**The records**
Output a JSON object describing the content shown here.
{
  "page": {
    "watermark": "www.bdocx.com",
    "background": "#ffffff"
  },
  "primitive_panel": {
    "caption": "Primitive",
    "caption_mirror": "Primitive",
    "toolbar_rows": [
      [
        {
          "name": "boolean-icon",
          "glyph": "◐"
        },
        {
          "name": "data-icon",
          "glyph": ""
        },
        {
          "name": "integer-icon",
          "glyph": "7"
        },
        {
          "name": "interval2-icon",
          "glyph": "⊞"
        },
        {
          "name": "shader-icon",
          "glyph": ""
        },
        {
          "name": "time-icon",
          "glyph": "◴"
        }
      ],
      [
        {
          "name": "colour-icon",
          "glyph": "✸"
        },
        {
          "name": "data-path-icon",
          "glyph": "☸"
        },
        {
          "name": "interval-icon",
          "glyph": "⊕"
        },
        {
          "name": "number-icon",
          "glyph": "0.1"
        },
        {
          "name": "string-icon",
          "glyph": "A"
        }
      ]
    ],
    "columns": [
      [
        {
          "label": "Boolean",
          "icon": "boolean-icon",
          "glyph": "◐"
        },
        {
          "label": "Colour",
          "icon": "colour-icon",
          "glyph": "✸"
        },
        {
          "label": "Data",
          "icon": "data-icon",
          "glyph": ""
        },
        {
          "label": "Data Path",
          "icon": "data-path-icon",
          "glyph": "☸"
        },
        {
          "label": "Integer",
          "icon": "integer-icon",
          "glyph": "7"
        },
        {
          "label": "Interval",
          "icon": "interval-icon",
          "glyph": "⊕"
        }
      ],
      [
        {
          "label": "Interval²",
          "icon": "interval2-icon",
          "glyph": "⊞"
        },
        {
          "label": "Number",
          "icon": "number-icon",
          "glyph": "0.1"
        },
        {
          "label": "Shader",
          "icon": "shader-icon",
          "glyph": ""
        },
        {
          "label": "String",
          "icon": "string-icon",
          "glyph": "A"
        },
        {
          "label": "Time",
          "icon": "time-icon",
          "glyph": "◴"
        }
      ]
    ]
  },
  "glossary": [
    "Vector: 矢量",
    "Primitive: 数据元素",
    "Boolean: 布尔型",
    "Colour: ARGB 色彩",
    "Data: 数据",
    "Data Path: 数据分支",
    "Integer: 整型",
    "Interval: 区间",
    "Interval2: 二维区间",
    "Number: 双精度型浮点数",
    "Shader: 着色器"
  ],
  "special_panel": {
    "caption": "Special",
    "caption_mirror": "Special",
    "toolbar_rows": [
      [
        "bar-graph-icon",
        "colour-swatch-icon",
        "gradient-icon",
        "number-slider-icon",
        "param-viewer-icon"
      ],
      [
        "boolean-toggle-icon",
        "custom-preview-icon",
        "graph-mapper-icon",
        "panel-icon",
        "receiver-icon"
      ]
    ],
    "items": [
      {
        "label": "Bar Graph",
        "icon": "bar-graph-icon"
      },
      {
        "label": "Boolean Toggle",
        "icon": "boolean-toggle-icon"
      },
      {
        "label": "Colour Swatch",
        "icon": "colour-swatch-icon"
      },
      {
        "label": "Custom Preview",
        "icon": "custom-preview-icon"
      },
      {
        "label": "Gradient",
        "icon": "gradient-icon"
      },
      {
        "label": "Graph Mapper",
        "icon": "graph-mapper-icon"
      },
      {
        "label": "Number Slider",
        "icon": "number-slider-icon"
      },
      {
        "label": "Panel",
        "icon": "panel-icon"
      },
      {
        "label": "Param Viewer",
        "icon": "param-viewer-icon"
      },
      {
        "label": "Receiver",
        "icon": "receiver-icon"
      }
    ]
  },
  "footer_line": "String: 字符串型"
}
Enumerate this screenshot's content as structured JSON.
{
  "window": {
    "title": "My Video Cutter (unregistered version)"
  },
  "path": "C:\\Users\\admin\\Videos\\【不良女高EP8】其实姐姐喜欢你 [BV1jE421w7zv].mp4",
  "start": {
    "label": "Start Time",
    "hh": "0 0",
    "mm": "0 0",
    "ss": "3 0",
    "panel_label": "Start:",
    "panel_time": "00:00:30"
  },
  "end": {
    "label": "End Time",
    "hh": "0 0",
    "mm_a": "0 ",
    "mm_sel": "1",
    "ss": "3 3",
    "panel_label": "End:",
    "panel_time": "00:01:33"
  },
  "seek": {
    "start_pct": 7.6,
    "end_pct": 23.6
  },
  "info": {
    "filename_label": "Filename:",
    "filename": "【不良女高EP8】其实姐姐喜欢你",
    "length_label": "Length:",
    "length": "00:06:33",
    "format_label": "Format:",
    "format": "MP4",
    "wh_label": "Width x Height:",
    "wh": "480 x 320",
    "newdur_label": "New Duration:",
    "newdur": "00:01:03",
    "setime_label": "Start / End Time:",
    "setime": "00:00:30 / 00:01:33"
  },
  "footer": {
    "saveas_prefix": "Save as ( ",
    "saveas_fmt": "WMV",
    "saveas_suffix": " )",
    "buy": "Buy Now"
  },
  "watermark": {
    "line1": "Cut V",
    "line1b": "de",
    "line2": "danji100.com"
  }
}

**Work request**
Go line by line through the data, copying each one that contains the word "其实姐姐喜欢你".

**Written response**
  "path": "C:\\Users\\admin\\Videos\\【不良女高EP8】其实姐姐喜欢你 [BV1jE421w7zv].mp4",
    "filename": "【不良女高EP8】其实姐姐喜欢你",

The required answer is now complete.